Review: The most recent entry in the storied CV of London-born Sudanese musician Ahmed Gallab has been a stint heading up the Atomic Bomb! band, whose role is to reinterpret the work of celebrated Afro-funk pioneer William Onyeabor. It's been a tenure that's had a marked impression on his new sixth record as Sinkane, on which cheerful disposition and rhythmic drive combine to offer a collection of uplifting songs that hark back to the funk and soul of the '70s and '80s with rare zeal and freshness.
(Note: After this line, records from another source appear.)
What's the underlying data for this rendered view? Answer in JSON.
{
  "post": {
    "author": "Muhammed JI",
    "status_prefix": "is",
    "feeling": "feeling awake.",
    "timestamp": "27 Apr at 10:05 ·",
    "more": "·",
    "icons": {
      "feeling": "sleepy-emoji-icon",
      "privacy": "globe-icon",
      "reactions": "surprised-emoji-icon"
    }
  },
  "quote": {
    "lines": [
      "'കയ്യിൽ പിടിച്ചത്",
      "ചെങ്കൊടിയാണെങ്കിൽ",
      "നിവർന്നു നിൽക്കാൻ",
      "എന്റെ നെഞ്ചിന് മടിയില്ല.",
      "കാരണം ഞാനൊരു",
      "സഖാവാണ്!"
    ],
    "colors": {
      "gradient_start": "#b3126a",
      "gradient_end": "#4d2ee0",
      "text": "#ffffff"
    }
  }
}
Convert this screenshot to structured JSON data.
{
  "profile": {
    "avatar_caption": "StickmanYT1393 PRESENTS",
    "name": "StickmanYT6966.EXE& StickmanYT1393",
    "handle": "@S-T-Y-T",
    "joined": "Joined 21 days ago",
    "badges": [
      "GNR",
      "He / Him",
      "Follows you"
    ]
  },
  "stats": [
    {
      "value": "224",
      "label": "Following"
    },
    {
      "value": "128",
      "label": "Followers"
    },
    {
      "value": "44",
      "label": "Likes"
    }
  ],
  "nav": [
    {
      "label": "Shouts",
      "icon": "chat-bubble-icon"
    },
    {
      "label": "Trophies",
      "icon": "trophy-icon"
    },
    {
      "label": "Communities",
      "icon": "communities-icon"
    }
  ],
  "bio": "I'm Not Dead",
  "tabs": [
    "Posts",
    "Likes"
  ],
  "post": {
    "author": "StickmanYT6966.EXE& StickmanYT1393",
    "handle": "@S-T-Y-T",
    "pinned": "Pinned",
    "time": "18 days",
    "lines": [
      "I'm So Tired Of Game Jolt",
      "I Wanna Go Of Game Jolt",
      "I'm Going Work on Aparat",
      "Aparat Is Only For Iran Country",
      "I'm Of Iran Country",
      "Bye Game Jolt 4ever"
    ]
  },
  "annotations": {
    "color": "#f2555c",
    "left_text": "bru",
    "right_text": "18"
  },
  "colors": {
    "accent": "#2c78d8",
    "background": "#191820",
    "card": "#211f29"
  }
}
Replete with fizzing synths, brass and his rich falsetto, 'Life & Livin' It' is the moment that this longstanding sideman finds himself ready for his close-up.
Review: Who remembers Joel Wastberg aka sir Was' 2017 LP, "Digging A Tunnel"? It was one of those albums that achieved cult status not just because of its star's unarguable talent, but its means of production. Recorded close enough to a train line to feel the locomotives shaking the studio itself, it had to be loud, daring and striking to drown out the passing carriages. "Holding On To A Dream" is an altogether quieter affair because the two years between then and now have afforded our man luxuries like a real place to refine his wares. And refine them he has. "No Giving Up" is smooth pop perfection. "The Sun Will Shine" takes us closer to soul, while "Deployed" emphasises electronics to create something closer to early-MGMT's intimate moments than MGMT seem capable of these days - Little "does-no-wrong" Dragon's guest appearance accentuating the notion that this is exquisitely crafted stuff, and far from by numbers.
Review: Unabashed satirical wares straight outta Nottingham, Sleaford Mods somewhat charming embrace of British provincialism sees the semi-ironic nature of their music nestle itself in a space shared with Jamie T, Mike Skinner and Blackout Crew. Slightly wayward, political and patronising, their music can sometimes come off something like a scene out of Peep Show, though however tongue-in-cheek their commentary of the UK life can be, it's a gloriously proud album of cultural identity, and in among references to chip tune, bedroom produced beats, alternative Madchester-era sounds to rap and spoken word, it's a record embracing hoodies and trainers as much as it does anarchy and builder's tea. Oi!
… Read more
Artikel 1 bis 50 von 119 auf Seite 1 von 3 anzeigen